“We’re going to see reports from different projects on how they have achieved the objectives of the SGI through LEED certification which is the main aim of the collaboration with the USGBC,” he added.
The council has certified over 1,500 projects in the Kingdom, including well-known ones such as King Abdullah University of Science and Technology, Prince Mohammed bin Abdulaziz Airport in Madinah, Princess Noura University campus, King Abdullah Petroleum Studies and Research Center, Ithra museum and the masterplan for the Red Sea Development project.
Saudi Arabia prioritizes tourism sector net zero target
With the global travel and tourism sector responsible for 8 percent of the global greenhouse gas emissions, Saudi Arabia is giving priority to achieving net-zero emissions in the sector
Updated 25 October 2021
RIYADH: The Sustainable Tourism Global Center launched by Crown Prince Mohammed bin Salman at the Saudi Green Initiative Forum on Saturday aims to modernize the sector with a focus on preserving nature and fighting climate change.
With the global travel and tourism sector responsible for 8 percent of the global greenhouse gas emissions, Saudi Arabia is giving priority to achieving net-zero emissions in the sector.
Referring to the global emissions at the SGI event, Saudi Tourism Minister Ahmed Al-Khateeb said: “This is expected to grow if we do not act now.”
“Tourism is also a highly fragmented sector.
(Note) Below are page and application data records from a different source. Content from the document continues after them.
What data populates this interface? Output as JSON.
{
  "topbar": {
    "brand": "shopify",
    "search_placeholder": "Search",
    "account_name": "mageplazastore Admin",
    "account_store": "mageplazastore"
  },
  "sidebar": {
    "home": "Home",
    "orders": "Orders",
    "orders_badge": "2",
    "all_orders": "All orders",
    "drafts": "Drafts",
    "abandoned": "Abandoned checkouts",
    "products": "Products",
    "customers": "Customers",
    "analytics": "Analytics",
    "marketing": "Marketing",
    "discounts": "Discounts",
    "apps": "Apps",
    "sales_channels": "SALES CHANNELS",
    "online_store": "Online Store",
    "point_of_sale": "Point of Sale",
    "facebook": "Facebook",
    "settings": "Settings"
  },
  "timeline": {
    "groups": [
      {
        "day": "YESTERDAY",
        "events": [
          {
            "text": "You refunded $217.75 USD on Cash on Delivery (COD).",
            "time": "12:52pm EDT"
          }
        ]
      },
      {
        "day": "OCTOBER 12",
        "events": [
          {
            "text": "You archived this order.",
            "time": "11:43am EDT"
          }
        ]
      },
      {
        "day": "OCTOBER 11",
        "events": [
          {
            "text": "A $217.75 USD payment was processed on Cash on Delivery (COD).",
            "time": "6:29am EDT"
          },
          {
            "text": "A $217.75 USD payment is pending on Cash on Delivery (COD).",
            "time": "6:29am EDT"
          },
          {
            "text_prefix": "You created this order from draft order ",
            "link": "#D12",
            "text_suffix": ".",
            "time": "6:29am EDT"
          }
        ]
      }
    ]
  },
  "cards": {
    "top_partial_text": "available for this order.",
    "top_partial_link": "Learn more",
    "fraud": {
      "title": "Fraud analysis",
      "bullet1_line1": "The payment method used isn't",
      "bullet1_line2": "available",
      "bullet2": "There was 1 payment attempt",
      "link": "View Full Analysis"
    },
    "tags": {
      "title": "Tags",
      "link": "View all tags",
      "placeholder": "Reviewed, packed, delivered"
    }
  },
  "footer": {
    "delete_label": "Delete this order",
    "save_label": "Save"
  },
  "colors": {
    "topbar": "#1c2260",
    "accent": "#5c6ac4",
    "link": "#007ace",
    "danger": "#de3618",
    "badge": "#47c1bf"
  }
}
Eighty percent of the tourism businesses are small and medium-sized enterprises that rely on guidance and support from sector leadership. The sector must be part of the solution,” he said.
Sustainable Tourism Global CenterThe center will support travelers, governments, and the private sector to ensure that tourism enables growth and creates jobs, while playing its part to achieve the climate goals laid out in the Paris Agreement, including contributing to keeping the global temperature rise to under 1.5 degrees Celsius.
The facility aims to be the “north star” for the tourism sector as it recovers from the COVID-19 pandemic and transitions toward a sustainable future.
Globally, tourism supports more than 330 million livelihoods – and pre-pandemic, it was responsible for creating one in four new jobs globally.
Al-Khateeb said: “Saudi Arabia, following the vision of the Crown Prince, is answering this vital call by working with partners to create a multi-country, multi-stakeholder coalition, that will lead, accelerate, and track the tourism industry’s transition to net-zero emissions.”
Details of the center and its functions will be unveiled at the COP26 in Glasgow.
Gloria Guevara, the chief special adviser to the tourism minister, said: “For years and years, multiple players across the tourism sector have been working on different initiatives to accelerate the race to zero (emissions) — but we have been working in silos. The impact of the global pandemic on the tourism sector highlighted the vital importance of multi-country, multi-stakeholder collaboration. And now, Saudi Arabia is stepping up to bring stakeholders together to make tourism part of the solution to climate change.”